Which lines in the data below contain the word "ActivityMonitor"? Copy each of them.

:: Extracted data ::

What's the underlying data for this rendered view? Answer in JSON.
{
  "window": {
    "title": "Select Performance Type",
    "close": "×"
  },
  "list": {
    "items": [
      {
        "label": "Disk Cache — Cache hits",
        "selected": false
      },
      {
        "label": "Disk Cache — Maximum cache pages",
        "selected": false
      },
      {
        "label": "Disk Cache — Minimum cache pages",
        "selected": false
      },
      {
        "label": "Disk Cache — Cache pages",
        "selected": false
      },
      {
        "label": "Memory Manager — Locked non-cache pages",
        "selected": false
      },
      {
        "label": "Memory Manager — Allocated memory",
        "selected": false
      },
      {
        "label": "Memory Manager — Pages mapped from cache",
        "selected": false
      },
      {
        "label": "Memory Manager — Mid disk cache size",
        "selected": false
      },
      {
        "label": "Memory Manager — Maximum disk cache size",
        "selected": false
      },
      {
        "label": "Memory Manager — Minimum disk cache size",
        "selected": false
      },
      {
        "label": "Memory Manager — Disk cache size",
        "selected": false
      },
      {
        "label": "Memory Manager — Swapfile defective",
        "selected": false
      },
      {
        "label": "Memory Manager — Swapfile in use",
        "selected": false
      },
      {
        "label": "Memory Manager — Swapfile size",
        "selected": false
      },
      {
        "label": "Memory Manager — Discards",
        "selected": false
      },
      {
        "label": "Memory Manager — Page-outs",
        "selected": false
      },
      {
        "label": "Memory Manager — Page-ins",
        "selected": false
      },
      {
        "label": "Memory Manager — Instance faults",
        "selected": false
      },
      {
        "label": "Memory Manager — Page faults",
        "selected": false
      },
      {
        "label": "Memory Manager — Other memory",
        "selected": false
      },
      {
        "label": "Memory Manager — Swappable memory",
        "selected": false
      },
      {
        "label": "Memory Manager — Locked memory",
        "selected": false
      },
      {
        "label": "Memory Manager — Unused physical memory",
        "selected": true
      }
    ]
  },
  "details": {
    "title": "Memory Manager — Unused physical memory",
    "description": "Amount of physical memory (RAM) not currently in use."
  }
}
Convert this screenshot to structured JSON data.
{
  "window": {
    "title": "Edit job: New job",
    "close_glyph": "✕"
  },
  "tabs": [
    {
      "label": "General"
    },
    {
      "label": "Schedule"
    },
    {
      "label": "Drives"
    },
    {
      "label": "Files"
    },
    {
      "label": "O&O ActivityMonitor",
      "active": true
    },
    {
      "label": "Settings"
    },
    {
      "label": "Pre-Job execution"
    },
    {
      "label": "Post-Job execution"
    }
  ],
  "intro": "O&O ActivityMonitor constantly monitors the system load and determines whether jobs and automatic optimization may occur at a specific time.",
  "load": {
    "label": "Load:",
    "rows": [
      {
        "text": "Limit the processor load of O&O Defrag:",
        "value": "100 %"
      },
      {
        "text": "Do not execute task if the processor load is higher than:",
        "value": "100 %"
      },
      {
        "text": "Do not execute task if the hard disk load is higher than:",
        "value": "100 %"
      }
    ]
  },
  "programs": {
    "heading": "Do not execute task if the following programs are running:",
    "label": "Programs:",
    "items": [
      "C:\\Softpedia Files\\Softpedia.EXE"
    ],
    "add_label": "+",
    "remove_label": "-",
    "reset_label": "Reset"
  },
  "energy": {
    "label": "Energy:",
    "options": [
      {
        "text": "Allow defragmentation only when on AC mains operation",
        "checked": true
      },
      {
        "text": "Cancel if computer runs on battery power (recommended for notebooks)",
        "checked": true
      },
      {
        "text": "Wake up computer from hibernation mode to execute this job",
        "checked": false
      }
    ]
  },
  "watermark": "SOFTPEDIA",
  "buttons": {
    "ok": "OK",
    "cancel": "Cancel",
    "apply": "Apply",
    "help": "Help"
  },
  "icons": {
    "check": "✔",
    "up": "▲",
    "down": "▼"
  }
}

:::

■ Problem solution
      "label": "O&O ActivityMonitor",
  "intro": "O&O ActivityMonitor constantly monitors the system load and determines whether jobs and automatic optimization may occur at a specific time.",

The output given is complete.